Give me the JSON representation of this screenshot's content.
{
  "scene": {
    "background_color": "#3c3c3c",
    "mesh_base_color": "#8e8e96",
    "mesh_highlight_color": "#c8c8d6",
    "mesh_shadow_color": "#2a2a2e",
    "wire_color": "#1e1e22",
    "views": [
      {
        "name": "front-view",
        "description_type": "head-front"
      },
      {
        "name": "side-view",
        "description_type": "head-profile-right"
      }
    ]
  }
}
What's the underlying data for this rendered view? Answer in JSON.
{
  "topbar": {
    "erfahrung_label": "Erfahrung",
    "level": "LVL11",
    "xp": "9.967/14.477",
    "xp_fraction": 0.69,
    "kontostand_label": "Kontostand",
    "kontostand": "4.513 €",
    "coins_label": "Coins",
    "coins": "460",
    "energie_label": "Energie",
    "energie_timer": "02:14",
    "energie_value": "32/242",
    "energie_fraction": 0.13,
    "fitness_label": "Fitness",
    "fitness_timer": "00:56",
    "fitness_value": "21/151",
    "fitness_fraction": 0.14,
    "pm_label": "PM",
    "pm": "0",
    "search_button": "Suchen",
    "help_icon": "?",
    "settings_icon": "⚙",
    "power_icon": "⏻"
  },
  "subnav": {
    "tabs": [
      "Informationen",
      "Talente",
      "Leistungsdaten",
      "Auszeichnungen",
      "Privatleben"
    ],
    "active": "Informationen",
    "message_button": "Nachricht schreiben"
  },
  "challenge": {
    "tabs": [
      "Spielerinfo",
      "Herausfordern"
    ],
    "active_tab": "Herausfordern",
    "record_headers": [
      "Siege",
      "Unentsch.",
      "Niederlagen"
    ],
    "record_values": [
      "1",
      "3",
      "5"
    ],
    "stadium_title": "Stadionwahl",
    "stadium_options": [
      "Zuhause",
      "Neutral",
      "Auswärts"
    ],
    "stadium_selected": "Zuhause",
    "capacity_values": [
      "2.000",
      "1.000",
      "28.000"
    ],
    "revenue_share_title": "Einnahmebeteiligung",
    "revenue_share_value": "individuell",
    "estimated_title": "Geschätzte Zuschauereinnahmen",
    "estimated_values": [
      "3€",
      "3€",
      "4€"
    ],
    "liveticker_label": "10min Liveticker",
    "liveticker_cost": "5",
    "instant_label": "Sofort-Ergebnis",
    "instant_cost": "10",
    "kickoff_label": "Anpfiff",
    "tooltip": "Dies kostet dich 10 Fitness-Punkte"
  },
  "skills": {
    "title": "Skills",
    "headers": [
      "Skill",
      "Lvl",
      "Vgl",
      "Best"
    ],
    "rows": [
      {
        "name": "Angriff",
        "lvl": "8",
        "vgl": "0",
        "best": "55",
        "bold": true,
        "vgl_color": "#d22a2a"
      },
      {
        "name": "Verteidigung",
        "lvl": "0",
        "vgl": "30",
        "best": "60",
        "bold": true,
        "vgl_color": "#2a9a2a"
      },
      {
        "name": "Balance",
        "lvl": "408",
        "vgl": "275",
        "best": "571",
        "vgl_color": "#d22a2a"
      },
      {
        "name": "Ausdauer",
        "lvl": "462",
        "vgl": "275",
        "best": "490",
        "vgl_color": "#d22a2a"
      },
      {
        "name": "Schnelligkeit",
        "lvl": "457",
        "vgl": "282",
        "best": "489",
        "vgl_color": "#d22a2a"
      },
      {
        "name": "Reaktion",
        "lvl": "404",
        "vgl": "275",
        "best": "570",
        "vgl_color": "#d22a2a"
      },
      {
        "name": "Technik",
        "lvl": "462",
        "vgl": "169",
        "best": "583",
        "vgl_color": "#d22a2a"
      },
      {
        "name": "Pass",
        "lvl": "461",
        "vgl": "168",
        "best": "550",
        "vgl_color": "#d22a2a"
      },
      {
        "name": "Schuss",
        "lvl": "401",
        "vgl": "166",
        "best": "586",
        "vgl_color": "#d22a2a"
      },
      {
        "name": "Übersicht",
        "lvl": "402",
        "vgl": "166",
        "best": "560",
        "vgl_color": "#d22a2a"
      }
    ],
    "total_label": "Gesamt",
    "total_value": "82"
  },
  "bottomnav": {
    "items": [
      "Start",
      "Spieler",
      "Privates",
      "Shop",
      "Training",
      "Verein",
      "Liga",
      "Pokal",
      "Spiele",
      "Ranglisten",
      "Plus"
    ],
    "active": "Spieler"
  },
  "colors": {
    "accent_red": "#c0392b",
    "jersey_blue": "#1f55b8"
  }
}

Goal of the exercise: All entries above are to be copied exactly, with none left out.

Written answer:
Give me the JSON representation of this screenshot's content.
{
  "scene": {
    "background_color": "#3c3c3c",
    "mesh_base_color": "#8e8e96",
    "mesh_highlight_color": "#c8c8d6",
    "mesh_shadow_color": "#2a2a2e",
    "wire_color": "#1e1e22",
    "views": [
      {
        "name": "front-view",
        "description_type": "head-front"
      },
      {
        "name": "side-view",
        "description_type": "head-profile-right"
      }
    ]
  }
}
What's the underlying data for this rendered view? Answer in JSON.
{
  "topbar": {
    "erfahrung_label": "Erfahrung",
    "level": "LVL11",
    "xp": "9.967/14.477",
    "xp_fraction": 0.69,
    "kontostand_label": "Kontostand",
    "kontostand": "4.513 €",
    "coins_label": "Coins",
    "coins": "460",
    "energie_label": "Energie",
    "energie_timer": "02:14",
    "energie_value": "32/242",
    "energie_fraction": 0.13,
    "fitness_label": "Fitness",
    "fitness_timer": "00:56",
    "fitness_value": "21/151",
    "fitness_fraction": 0.14,
    "pm_label": "PM",
    "pm": "0",
    "search_button": "Suchen",
    "help_icon": "?",
    "settings_icon": "⚙",
    "power_icon": "⏻"
  },
  "subnav": {
    "tabs": [
      "Informationen",
      "Talente",
      "Leistungsdaten",
      "Auszeichnungen",
      "Privatleben"
    ],
    "active": "Informationen",
    "message_button": "Nachricht schreiben"
  },
  "challenge": {
    "tabs": [
      "Spielerinfo",
      "Herausfordern"
    ],
    "active_tab": "Herausfordern",
    "record_headers": [
      "Siege",
      "Unentsch.",
      "Niederlagen"
    ],
    "record_values": [
      "1",
      "3",
      "5"
    ],
    "stadium_title": "Stadionwahl",
    "stadium_options": [
      "Zuhause",
      "Neutral",
      "Auswärts"
    ],
    "stadium_selected": "Zuhause",
    "capacity_values": [
      "2.000",
      "1.000",
      "28.000"
    ],
    "revenue_share_title": "Einnahmebeteiligung",
    "revenue_share_value": "individuell",
    "estimated_title": "Geschätzte Zuschauereinnahmen",
    "estimated_values": [
      "3€",
      "3€",
      "4€"
    ],
    "liveticker_label": "10min Liveticker",
    "liveticker_cost": "5",
    "instant_label": "Sofort-Ergebnis",
    "instant_cost": "10",
    "kickoff_label": "Anpfiff",
    "tooltip": "Dies kostet dich 10 Fitness-Punkte"
  },
  "skills": {
    "title": "Skills",
    "headers": [
      "Skill",
      "Lvl",
      "Vgl",
      "Best"
    ],
    "rows": [
      {
        "name": "Angriff",
        "lvl": "8",
        "vgl": "0",
        "best": "55",
        "bold": true,
        "vgl_color": "#d22a2a"
      },
      {
        "name": "Verteidigung",
        "lvl": "0",
        "vgl": "30",
        "best": "60",
        "bold": true,
        "vgl_color": "#2a9a2a"
      },
      {
        "name": "Balance",
        "lvl": "408",
        "vgl": "275",
        "best": "571",
        "vgl_color": "#d22a2a"
      },
      {
        "name": "Ausdauer",
        "lvl": "462",
        "vgl": "275",
        "best": "490",
        "vgl_color": "#d22a2a"
      },
      {
        "name": "Schnelligkeit",
        "lvl": "457",
        "vgl": "282",
        "best": "489",
        "vgl_color": "#d22a2a"
      },
      {
        "name": "Reaktion",
        "lvl": "404",
        "vgl": "275",
        "best": "570",
        "vgl_color": "#d22a2a"
      },
      {
        "name": "Technik",
        "lvl": "462",
        "vgl": "169",
        "best": "583",
        "vgl_color": "#d22a2a"
      },
      {
        "name": "Pass",
        "lvl": "461",
        "vgl": "168",
        "best": "550",
        "vgl_color": "#d22a2a"
      },
      {
        "name": "Schuss",
        "lvl": "401",
        "vgl": "166",
        "best": "586",
        "vgl_color": "#d22a2a"
      },
      {
        "name": "Übersicht",
        "lvl": "402",
        "vgl": "166",
        "best": "560",
        "vgl_color": "#d22a2a"
      }
    ],
    "total_label": "Gesamt",
    "total_value": "82"
  },
  "bottomnav": {
    "items": [
      "Start",
      "Spieler",
      "Privates",
      "Shop",
      "Training",
      "Verein",
      "Liga",
      "Pokal",
      "Spiele",
      "Ranglisten",
      "Plus"
    ],
    "active": "Spieler"
  },
  "colors": {
    "accent_red": "#c0392b",
    "jersey_blue": "#1f55b8"
  }
}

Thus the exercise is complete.